+++ The data

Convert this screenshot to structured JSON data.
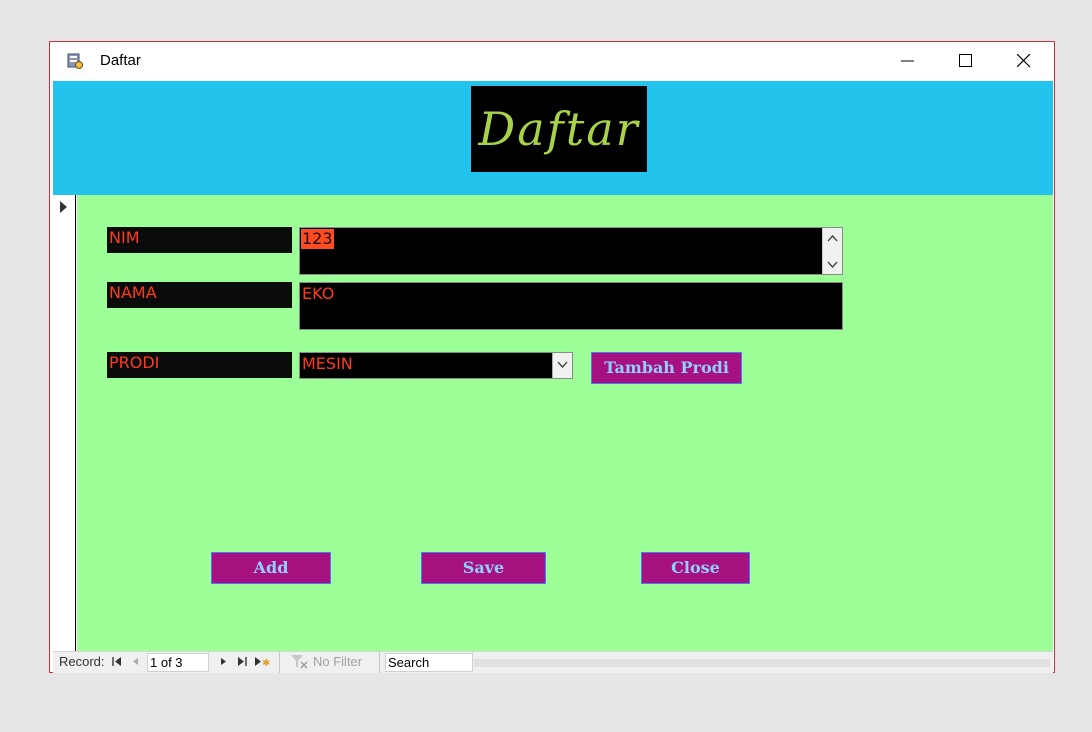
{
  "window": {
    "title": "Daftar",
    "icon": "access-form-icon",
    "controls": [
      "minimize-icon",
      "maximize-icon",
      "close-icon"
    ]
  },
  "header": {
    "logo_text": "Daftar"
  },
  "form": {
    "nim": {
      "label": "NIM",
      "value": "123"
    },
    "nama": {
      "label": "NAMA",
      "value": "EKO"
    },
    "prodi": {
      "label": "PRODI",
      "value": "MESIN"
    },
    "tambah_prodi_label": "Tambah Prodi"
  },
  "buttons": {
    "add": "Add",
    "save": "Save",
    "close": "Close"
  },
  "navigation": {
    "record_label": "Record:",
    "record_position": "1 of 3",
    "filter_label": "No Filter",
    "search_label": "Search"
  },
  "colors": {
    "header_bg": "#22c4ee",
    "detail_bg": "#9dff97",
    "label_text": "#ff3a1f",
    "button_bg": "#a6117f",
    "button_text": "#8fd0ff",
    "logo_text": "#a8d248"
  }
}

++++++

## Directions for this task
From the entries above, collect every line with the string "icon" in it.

## Task output
    "icon": "access-form-icon",
      "minimize-icon",
      "maximize-icon",
      "close-icon"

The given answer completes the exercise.